- **Task directions**
Your response should contain each line of the data that includes "RpcEptMapper".

----------------------------------------

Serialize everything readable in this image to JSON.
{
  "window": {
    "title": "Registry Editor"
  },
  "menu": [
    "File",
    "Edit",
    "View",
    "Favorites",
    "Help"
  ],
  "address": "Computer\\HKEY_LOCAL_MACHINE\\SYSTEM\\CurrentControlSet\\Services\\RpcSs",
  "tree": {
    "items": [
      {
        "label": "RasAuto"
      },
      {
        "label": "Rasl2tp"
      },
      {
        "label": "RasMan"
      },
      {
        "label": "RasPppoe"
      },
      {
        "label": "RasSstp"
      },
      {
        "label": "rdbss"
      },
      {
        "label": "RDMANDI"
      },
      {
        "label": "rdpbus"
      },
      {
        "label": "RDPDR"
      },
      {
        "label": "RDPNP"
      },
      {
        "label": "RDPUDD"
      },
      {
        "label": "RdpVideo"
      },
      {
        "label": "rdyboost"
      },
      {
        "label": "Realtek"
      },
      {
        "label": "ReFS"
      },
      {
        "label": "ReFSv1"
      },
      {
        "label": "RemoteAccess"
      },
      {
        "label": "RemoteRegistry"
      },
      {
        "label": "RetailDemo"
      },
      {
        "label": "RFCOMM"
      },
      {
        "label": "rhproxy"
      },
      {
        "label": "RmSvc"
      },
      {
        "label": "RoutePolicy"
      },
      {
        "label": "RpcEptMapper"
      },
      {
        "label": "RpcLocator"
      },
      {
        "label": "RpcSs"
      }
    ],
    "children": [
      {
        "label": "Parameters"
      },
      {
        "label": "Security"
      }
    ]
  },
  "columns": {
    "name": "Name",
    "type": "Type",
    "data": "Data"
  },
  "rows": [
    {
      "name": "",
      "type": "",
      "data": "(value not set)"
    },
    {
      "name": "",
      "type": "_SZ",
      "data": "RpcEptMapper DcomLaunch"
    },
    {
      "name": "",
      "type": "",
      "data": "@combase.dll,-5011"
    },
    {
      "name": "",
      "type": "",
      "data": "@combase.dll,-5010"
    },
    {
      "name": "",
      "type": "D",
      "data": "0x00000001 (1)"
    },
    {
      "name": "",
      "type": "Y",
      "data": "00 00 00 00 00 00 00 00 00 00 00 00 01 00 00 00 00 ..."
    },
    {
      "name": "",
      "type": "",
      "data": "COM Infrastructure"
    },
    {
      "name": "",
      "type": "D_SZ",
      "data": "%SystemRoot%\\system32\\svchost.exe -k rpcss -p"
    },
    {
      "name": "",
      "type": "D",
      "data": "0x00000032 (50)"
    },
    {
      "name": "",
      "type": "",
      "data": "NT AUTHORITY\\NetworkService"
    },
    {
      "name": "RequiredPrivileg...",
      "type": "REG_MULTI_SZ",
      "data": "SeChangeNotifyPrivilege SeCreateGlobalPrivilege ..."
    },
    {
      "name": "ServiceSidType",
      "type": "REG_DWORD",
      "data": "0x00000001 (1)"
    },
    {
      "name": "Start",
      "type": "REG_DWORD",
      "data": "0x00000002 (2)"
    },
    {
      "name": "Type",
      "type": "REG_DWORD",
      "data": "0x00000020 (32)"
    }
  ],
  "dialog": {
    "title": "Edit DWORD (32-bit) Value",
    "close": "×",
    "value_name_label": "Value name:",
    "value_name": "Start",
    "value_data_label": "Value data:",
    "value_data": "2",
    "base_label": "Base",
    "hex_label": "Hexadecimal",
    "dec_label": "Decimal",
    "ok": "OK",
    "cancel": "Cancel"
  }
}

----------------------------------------

- **Answer below**
        "label": "RpcEptMapper"
      "data": "RpcEptMapper DcomLaunch"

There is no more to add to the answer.